Japan Must Be Vigilant Against COVID During Upcoming Holidays

Courtesy of Tokyo Medical and Dental University Hospital
The intensive care units at Tokyo Medical and Dental University Hospital treat COVID-19 patients using ventilators and other equipment. The photo is partially modified.

Three months have passed since COVID-19 was recategorized as a Category V disease under the Infectious Diseases Law, putting it on par with seasonal flu.

Since then, the infection situation has steadily worsened, with the number of COVID-19 patients across the country increasing for 11 weeks in a row. During the years of the pandemic, we have seen waves of infection each summer.

Ahead of this year’s Bon summer holiday period, when many people travel, medical institutions and local governments were increasingly vigilant against the disease.


“Given our experiences in past summers, we don’t know when the number of COVID-19 inpatients will surge, so we can’t let down our guard,” said Yutaka Ueki, assistant director of Tokyo Medical and Dental University Hospital in Bunkyo Ward, Tokyo, which accepts COVID-19 patients.

Since COVID-19 was recategorized as Category V, the hospital’s intensive care units have held two COVID-19 patients with severe symptoms on average, while the number of patients with moderate symptoms has increased since July.

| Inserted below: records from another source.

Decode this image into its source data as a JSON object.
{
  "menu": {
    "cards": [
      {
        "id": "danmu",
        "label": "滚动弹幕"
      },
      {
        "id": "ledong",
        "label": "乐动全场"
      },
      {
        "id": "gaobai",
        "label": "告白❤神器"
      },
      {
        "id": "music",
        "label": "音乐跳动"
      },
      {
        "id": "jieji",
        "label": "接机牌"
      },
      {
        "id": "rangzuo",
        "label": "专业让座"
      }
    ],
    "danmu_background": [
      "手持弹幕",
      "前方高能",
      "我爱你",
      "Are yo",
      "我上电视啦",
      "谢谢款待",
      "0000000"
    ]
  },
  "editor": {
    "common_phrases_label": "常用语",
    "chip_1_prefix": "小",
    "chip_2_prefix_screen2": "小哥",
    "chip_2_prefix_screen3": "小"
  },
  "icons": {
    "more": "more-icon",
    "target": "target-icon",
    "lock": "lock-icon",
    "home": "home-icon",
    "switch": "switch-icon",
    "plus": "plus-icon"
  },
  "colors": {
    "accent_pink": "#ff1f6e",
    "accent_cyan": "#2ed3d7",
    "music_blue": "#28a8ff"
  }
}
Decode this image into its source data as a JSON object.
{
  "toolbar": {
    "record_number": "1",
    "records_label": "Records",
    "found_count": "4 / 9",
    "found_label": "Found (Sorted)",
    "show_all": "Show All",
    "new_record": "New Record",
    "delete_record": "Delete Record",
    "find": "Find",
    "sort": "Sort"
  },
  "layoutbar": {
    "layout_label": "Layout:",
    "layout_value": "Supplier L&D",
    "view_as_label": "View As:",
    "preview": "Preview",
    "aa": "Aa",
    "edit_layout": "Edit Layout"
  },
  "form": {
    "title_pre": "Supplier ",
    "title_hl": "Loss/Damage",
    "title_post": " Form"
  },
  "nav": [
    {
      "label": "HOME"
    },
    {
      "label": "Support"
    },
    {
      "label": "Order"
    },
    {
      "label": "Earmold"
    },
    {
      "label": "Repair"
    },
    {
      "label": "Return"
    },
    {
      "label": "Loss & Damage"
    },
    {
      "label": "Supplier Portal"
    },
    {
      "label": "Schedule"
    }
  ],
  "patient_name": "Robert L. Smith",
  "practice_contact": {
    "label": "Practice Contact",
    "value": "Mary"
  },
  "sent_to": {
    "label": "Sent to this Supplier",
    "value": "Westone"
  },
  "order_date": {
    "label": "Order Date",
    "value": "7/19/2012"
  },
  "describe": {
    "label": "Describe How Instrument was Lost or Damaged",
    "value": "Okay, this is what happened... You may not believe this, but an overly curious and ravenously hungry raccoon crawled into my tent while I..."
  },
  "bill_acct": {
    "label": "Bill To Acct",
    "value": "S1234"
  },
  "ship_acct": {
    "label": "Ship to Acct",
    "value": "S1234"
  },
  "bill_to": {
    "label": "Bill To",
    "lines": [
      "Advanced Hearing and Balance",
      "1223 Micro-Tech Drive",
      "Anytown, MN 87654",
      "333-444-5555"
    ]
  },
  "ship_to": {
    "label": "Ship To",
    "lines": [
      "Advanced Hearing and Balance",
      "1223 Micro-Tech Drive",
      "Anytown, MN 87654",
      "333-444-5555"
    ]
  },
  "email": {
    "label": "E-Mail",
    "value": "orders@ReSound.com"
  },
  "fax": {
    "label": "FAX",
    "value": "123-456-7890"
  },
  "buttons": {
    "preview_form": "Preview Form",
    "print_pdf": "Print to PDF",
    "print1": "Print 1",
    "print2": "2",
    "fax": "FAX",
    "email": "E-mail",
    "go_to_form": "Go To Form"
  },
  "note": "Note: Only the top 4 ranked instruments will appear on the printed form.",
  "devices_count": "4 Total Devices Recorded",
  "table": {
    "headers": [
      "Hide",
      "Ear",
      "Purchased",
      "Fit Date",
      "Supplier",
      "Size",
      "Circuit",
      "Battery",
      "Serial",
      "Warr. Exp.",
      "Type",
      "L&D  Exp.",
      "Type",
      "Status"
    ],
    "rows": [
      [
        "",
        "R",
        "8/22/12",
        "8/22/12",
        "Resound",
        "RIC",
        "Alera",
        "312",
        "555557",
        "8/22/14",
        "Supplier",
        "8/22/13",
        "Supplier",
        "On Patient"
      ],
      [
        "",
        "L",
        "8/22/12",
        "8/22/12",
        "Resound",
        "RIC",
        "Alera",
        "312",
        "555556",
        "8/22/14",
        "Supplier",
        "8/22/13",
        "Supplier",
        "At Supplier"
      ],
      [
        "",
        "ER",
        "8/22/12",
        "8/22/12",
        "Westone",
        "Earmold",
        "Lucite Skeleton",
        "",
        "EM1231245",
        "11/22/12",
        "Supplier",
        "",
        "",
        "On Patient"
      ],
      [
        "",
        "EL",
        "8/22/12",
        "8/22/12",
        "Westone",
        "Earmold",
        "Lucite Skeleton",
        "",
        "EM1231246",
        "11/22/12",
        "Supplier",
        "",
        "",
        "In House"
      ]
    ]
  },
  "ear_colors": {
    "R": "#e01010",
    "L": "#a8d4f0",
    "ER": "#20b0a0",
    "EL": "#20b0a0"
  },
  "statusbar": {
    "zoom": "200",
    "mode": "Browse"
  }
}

Most of the patients are people aged 60 or older with at least one chronic condition. Lately, there are also many people with heatstroke, and the hospital accepts patients from more than 30 ambulances each day.

“It’s more difficult now to correctly ascertain the infection situation, making it impossible for us to make predictions,” Ueki said in a concerned tone.

According to the Health, Labor and Welfare Ministry, the average number of COVID-19 patients reported by about 5,000 designated medical institutions across the country stood at 15.91 per institution in the week that began July 24. This is about nine times the 1.8 patients per institution that was recorded in the week that began May 1, just before the reclassification.

The number was also about half of the peak level of 29.83 during the eighth wave of infections in December 2022.

Slight rise in outpatients

During the fifth wave of infections in the summer of 2021, the Delta variant of the coronavirus was rampant and there were many cases in which relatively younger people became seriously ill with pneumonia. In the seventh wave last summer, the BA.5 subvariant of the highly contagious Omicron variant of COVID-19 spread, causing an explosive increase in the number of infections.

This summer, more and more people have been actively traveling for the first summer holidays after the COVID-19 reclassification.

Hiroki Ohashi, director of Tama Family Clinic in Kawasaki, said: “I expect the number of COVID-19 patients to increase after the Bon holiday period. I want to make sure all people in the community receive medical care and get through this summer.”

According to the health ministry, a total of 19,299 people were in the hospital as of Aug. 2, and 350 of them were severely ill. An advisory body to the ministry said at a meeting on Aug. 4 that the medical system did not seem under excessive pressure nationwide.

However, severely ill patients are increasing and the situation is unpredictable. The number of medical institutions with COVID-19 outpatient departments increased to about 49,000 across the nation, up about 7,000 from the level before the recategorization. However, the figure is far from the goal of about 64,000.

Protect senior citizens

Municipalities are increasingly vigilant in Kyushu, where infections are particularly spreading. Starting on Aug. 1, the Oita prefectural government established its own standards for issuing a “caution” or “warning” according to the number of COVID-19 patients per medical institution. The most recent figure was 24.33, equivalent to the level for issuing a caution for seasonal flu.

“We want to encourage people in an easy-to-understand manner to take precautions before the Bon holiday period,” a prefectural government official said.

When people return to their parents’ homes or take other trips during the Bon holidays, they have more opportunities to be in contact with elderly people they don’t usually meet. It is important to prevent elderly people who are at the risk of serious symptoms from being infected.

Kazuhiro Tateda, a professor of infectious diseases at Toho University, said: “Since COVID-19 remains a threat for elderly people and those with health conditions, special attention must be paid when coming into contact with such people.

“When people have cold-like symptoms, they should consider the possibility of COVID-19 and might need to refrain from going out or going on a trip.”